The volume and value of new mortgages drawn down in the first three months of this year fell by around a third, compared to the final three months of last year.
According to new data from the Banking and Payments Federation Ireland, 10,908 new home loans worth €2.87 billion were issued by lenders.
The BPFI said the quarter-on-quarter decrease was the result of a slowdown in switching.
The research shows that while re-mortgage and switching volumes and values rose by 22.5% and 25.3% year on year respectively, they fell by 52.1% and 53.7% on the previous quarter.
But while the number and value of new mortgages issued was lower than the previous quarter, it was still up by 10.1% in volume and 14.1% in value on the first three months of 2022.
First-time buyers (FTB) remained the single biggest segment of the market by both volume and value, accounting for just over half.
“First-time buyer and mover purchase drawdown volumes reached their highest Q1 levels since 2007 and 2008, respectively,” said Brian Hayes, Chief Executive of the BPFI.
“Looking forward, FTB approval volumes rose by 15.7% year on year with FTBs accounting for 62% of approval volumes, the highest share since data became available in July 2014.”
BPFI said the continued growth in lending values is being driven by higher housing prices.
“At more than €292,000, the average FTB approval in March was the highest since detailed approval data became available in July 2014,” Mr Hayes said.
“Meanwhile, the average FTB drawdown on new properties and the average mover purchase drawdown on second-hand properties each reached the highest Q1 level at €290,546 and €306,686, respectively, since the data series began in 2005.”

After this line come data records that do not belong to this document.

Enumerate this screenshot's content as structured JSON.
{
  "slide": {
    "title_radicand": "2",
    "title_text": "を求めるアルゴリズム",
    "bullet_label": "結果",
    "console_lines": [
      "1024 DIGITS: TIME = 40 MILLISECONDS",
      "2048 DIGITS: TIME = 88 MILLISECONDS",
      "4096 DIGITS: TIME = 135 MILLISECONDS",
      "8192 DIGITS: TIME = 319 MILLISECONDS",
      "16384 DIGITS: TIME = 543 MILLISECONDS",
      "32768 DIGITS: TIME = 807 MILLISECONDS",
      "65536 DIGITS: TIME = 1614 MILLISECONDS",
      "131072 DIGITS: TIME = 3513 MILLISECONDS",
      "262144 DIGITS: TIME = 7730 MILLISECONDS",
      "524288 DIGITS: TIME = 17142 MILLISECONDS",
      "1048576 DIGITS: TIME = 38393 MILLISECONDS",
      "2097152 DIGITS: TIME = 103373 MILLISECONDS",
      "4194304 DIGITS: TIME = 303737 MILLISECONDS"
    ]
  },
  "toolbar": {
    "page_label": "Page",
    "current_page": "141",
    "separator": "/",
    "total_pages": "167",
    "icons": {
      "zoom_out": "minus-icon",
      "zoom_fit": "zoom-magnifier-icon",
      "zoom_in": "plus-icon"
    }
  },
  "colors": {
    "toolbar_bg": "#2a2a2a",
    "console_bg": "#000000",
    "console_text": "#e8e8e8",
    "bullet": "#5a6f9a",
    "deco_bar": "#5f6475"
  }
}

In total, 4,520 mortgages received approval last month, up by a third month-on-month, but down by 1.2% year-on-year.
62% of those loans were for FTBs and 22.5% were for mover purchasers.
The total value of the approvals during the month was €1.3 billion.
Article Source: New mortgage drawdowns fell by a third in first quarter – BPFI – Will Goodbody – RTE